_Task requirements:_
The records below must be reproduced exactly. Strip out the pictures.

------ The data ------

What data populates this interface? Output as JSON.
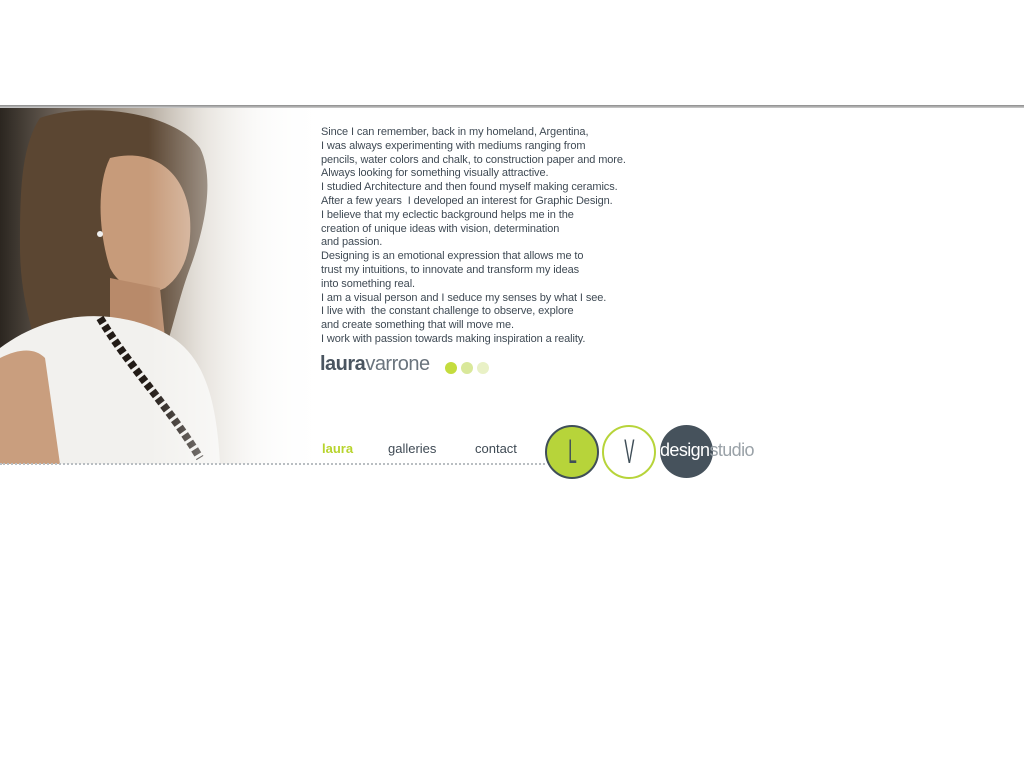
{
  "bio": {
    "lines": [
      "Since I can remember, back in my homeland, Argentina,",
      "I was always experimenting with mediums ranging from",
      "pencils, water colors and chalk, to construction paper and more.",
      "Always looking for something visually attractive.",
      "I studied Architecture and then found myself making ceramics.",
      "After a few years  I developed an interest for Graphic Design.",
      "I believe that my eclectic background helps me in the",
      "creation of unique ideas with vision, determination",
      "and passion.",
      "Designing is an emotional expression that allows me to",
      "trust my intuitions, to innovate and transform my ideas",
      "into something real.",
      "I am a visual person and I seduce my senses by what I see.",
      "I live with  the constant challenge to observe, explore",
      "and create something that will move me.",
      "I work with passion towards making inspiration a reality."
    ]
  },
  "signature": {
    "first": "laura",
    "last": "varrone"
  },
  "nav": {
    "items": [
      {
        "label": "laura",
        "active": true
      },
      {
        "label": "galleries",
        "active": false
      },
      {
        "label": "contact",
        "active": false
      }
    ]
  },
  "logo": {
    "letter_l": "L",
    "letter_v": "V",
    "word_a": "design",
    "word_b": "studio"
  },
  "colors": {
    "accent": "#b7d43a",
    "dark": "#46525c",
    "text": "#3f4a54",
    "dot_colors": [
      "#c4dc3e",
      "#d9e89a",
      "#e9f1c6"
    ]
  },
  "icons": [
    "decorative-dots",
    "portrait-photo"
  ]
}
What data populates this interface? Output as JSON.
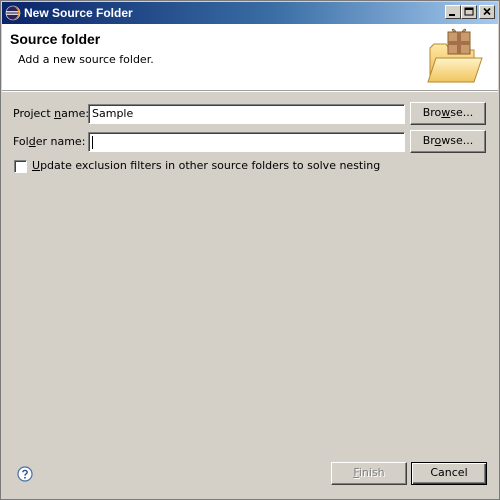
{
  "window": {
    "title": "New Source Folder",
    "icon": "eclipse-icon"
  },
  "banner": {
    "title": "Source folder",
    "description": "Add a new source folder.",
    "image": "folder-package-icon"
  },
  "form": {
    "project_label_prefix": "Project ",
    "project_label_mnemonic": "n",
    "project_label_suffix": "ame:",
    "project_value": "Sample",
    "folder_label_prefix": "Fol",
    "folder_label_mnemonic": "d",
    "folder_label_suffix": "er name:",
    "folder_value": "",
    "browse_project_prefix": "Bro",
    "browse_project_mnemonic": "w",
    "browse_project_suffix": "se...",
    "browse_folder_prefix": "Br",
    "browse_folder_mnemonic": "o",
    "browse_folder_suffix": "wse...",
    "checkbox_mnemonic": "U",
    "checkbox_label_rest": "pdate exclusion filters in other source folders to solve nesting",
    "checkbox_checked": false
  },
  "footer": {
    "help_icon": "help-icon",
    "finish_mnemonic": "F",
    "finish_rest": "inish",
    "finish_enabled": false,
    "cancel_label": "Cancel"
  }
}
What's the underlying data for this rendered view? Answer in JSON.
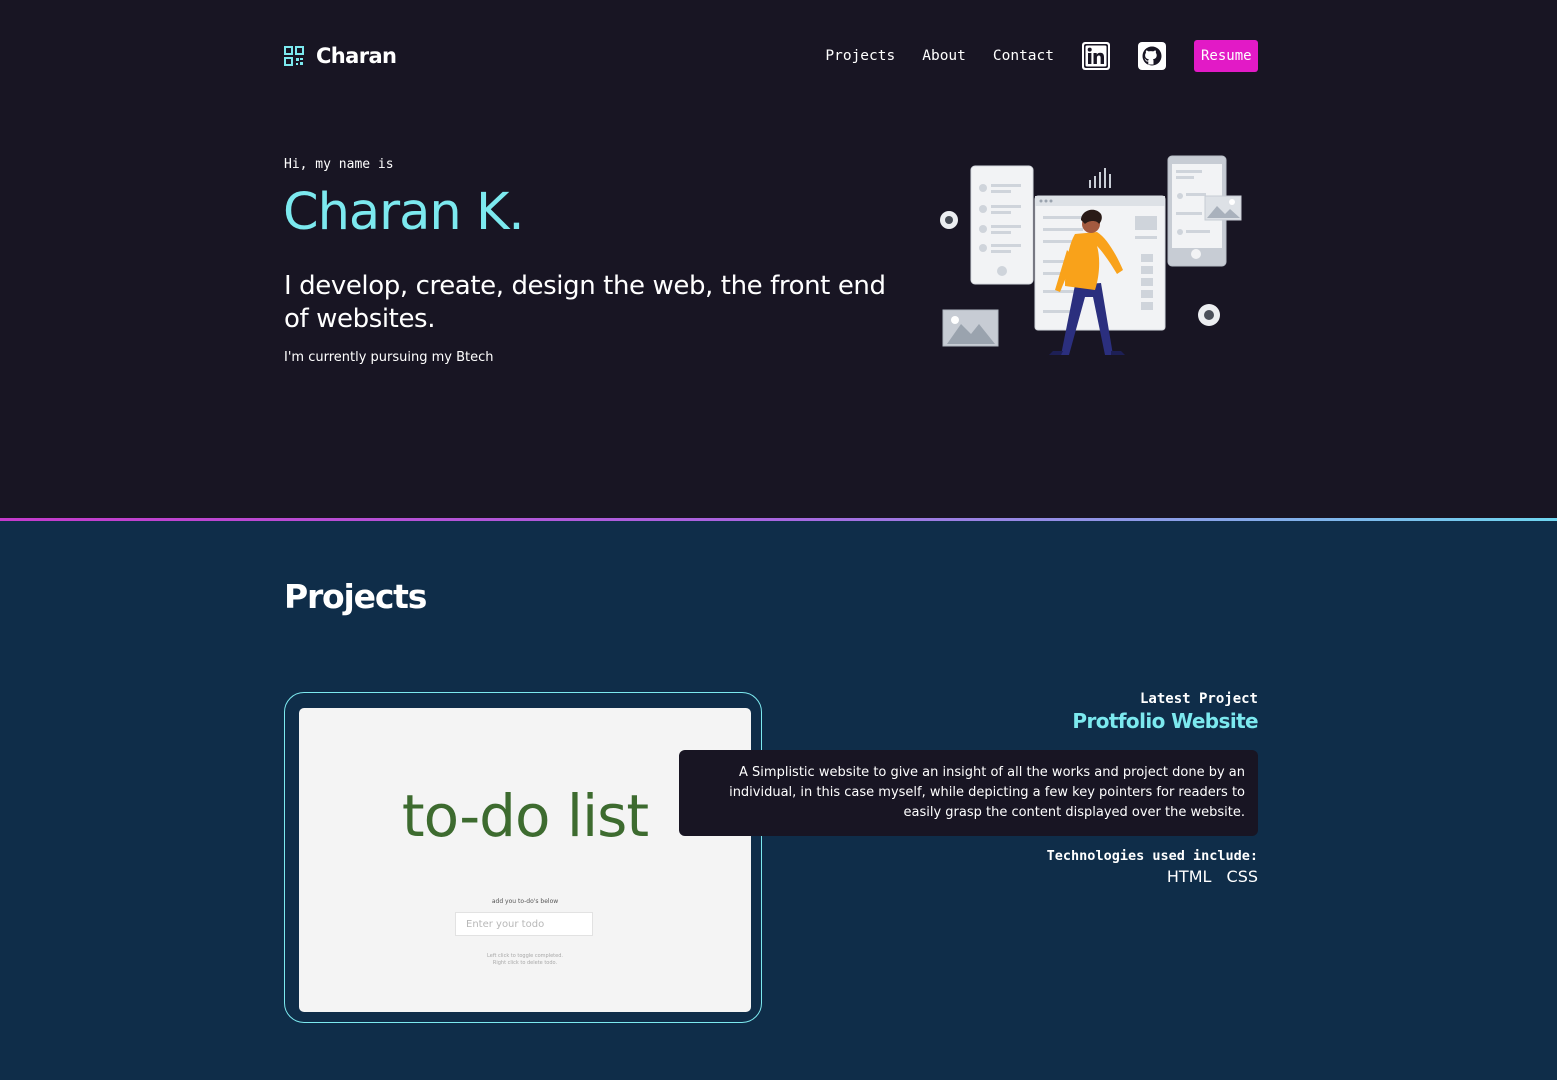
{
  "brand": {
    "logo_icon": "grid-qr-icon",
    "name": "Charan"
  },
  "nav": {
    "links": [
      "Projects",
      "About",
      "Contact"
    ],
    "icons": [
      "linkedin-icon",
      "github-icon"
    ],
    "resume_label": "Resume"
  },
  "hero": {
    "greeting": "Hi, my name is",
    "name": "Charan K.",
    "tagline": "I develop, create, design the web, the front end of websites.",
    "subtext": "I'm currently pursuing my Btech"
  },
  "projects": {
    "heading": "Projects",
    "latest_label": "Latest Project",
    "title": "Protfolio Website",
    "description": "A Simplistic website to give an insight of all the works and project done by an individual, in this case myself, while depicting a few key pointers for readers to easily grasp the content displayed over the website.",
    "tech_label": "Technologies used include:",
    "technologies": [
      "HTML",
      "CSS"
    ],
    "preview": {
      "title": "to-do list",
      "prompt": "add you to-do's below",
      "input_placeholder": "Enter your todo",
      "hint_line1": "Left click to toggle completed.",
      "hint_line2": "Right click to delete todo."
    }
  },
  "colors": {
    "background": "#181523",
    "projects_background": "#0f2d49",
    "accent_cyan": "#7ce9ef",
    "accent_magenta": "#e21ac6",
    "todo_green": "#3d6b2f"
  }
}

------

_Answer section:_
What data populates this interface? Output as JSON.
{
  "bio": {
    "lines": [
      "Since I can remember, back in my homeland, Argentina,",
      "I was always experimenting with mediums ranging from",
      "pencils, water colors and chalk, to construction paper and more.",
      "Always looking for something visually attractive.",
      "I studied Architecture and then found myself making ceramics.",
      "After a few years  I developed an interest for Graphic Design.",
      "I believe that my eclectic background helps me in the",
      "creation of unique ideas with vision, determination",
      "and passion.",
      "Designing is an emotional expression that allows me to",
      "trust my intuitions, to innovate and transform my ideas",
      "into something real.",
      "I am a visual person and I seduce my senses by what I see.",
      "I live with  the constant challenge to observe, explore",
      "and create something that will move me.",
      "I work with passion towards making inspiration a reality."
    ]
  },
  "signature": {
    "first": "laura",
    "last": "varrone"
  },
  "nav": {
    "items": [
      {
        "label": "laura",
        "active": true
      },
      {
        "label": "galleries",
        "active": false
      },
      {
        "label": "contact",
        "active": false
      }
    ]
  },
  "logo": {
    "letter_l": "L",
    "letter_v": "V",
    "word_a": "design",
    "word_b": "studio"
  },
  "colors": {
    "accent": "#b7d43a",
    "dark": "#46525c",
    "text": "#3f4a54",
    "dot_colors": [
      "#c4dc3e",
      "#d9e89a",
      "#e9f1c6"
    ]
  },
  "icons": [
    "decorative-dots",
    "portrait-photo"
  ]
}
What data populates this interface? Output as JSON.
{
  "window": {
    "title": "New Source Folder",
    "icon": "eclipse-icon"
  },
  "banner": {
    "title": "Source folder",
    "description": "Add a new source folder.",
    "image": "folder-package-icon"
  },
  "form": {
    "project_label_prefix": "Project ",
    "project_label_mnemonic": "n",
    "project_label_suffix": "ame:",
    "project_value": "Sample",
    "folder_label_prefix": "Fol",
    "folder_label_mnemonic": "d",
    "folder_label_suffix": "er name:",
    "folder_value": "",
    "browse_project_prefix": "Bro",
    "browse_project_mnemonic": "w",
    "browse_project_suffix": "se...",
    "browse_folder_prefix": "Br",
    "browse_folder_mnemonic": "o",
    "browse_folder_suffix": "wse...",
    "checkbox_mnemonic": "U",
    "checkbox_label_rest": "pdate exclusion filters in other source folders to solve nesting",
    "checkbox_checked": false
  },
  "footer": {
    "help_icon": "help-icon",
    "finish_mnemonic": "F",
    "finish_rest": "inish",
    "finish_enabled": false,
    "cancel_label": "Cancel"
  }
}
What's the underlying data for this rendered view? Answer in JSON.
{
  "brand": {
    "logo_icon": "grid-qr-icon",
    "name": "Charan"
  },
  "nav": {
    "links": [
      "Projects",
      "About",
      "Contact"
    ],
    "icons": [
      "linkedin-icon",
      "github-icon"
    ],
    "resume_label": "Resume"
  },
  "hero": {
    "greeting": "Hi, my name is",
    "name": "Charan K.",
    "tagline": "I develop, create, design the web, the front end of websites.",
    "subtext": "I'm currently pursuing my Btech"
  },
  "projects": {
    "heading": "Projects",
    "latest_label": "Latest Project",
    "title": "Protfolio Website",
    "description": "A Simplistic website to give an insight of all the works and project done by an individual, in this case myself, while depicting a few key pointers for readers to easily grasp the content displayed over the website.",
    "tech_label": "Technologies used include:",
    "technologies": [
      "HTML",
      "CSS"
    ],
    "preview": {
      "title": "to-do list",
      "prompt": "add you to-do's below",
      "input_placeholder": "Enter your todo",
      "hint_line1": "Left click to toggle completed.",
      "hint_line2": "Right click to delete todo."
    }
  },
  "colors": {
    "background": "#181523",
    "projects_background": "#0f2d49",
    "accent_cyan": "#7ce9ef",
    "accent_magenta": "#e21ac6",
    "todo_green": "#3d6b2f"
  }
}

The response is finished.